    Thanks for finally talking about > Trick-or-Treat

  7. Redunovin
    on Lug 7th at 08:12

    Howdy! I know this is somewhat off topic but I was wondering
    if you knew where I could get a captcha plugin for my comment
    form? I’m using the same blog platform as yours and I’m having problems finding one?

    Thanks a lot!

  8. streetdirectory
    on Lug 7th at 10:19

    You ought to be a part of a contest for one of the highest quality websites on the web.
    I will highly recommend this website!streetdirectory

  9. stag do tshirts
    on Lug 7th at 20:07

    Do you mind if I quote a few of your posts as long as I provide credit
    and sources back to your weblog? My blog is in the exact same niche as yours and my
    visitors would truly benefit from some of the information you present here.

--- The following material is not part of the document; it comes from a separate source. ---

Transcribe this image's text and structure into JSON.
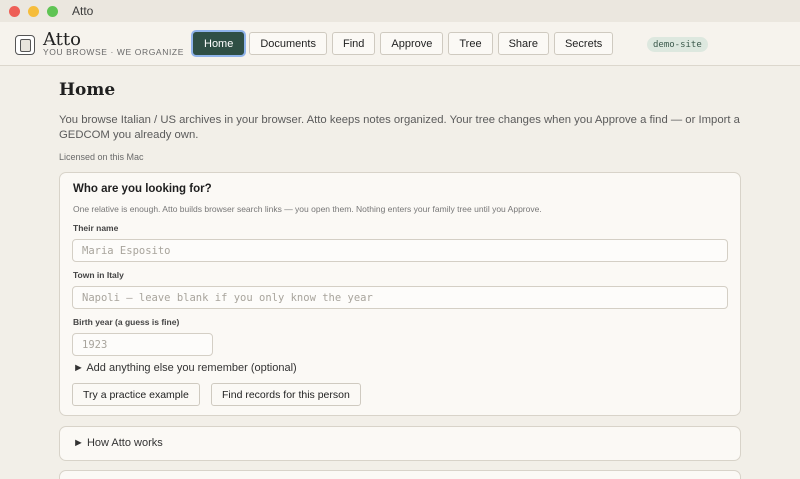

    Please let me know if this ok with you. Thanks a lot!

  10. Premium Raspberry Ketone
    on Lug 14th at 09:19

    I tend not to leave many remarks, however i
    did a few searching and wound up here Trick-or-Treat

  11. learn singing online free
    on Lug 15th at 08:22

    What’s up, all is going sound here and ofcourse every one is sharing facts, that’s genuinely excellent, keep up writing.

  12. Clicking Here
    on Lug 23rd at 06:00

    I benefit from reading your website. Thanks!

  13. best noise cancelling headphones
    on Lug 25th at 00:24

    In more distinct terms, that is completed to facilitate the entry of
    good alterations into any aspect of your daily life. When answering an issue, repeat the dilemma
    or possibly a few important terms on the concern or rephrase it just before presenting your reply.

Lascia un commento

Il tuo indirizzo email non sarà pubblicato. I campi obbligatori sono contrassegnati *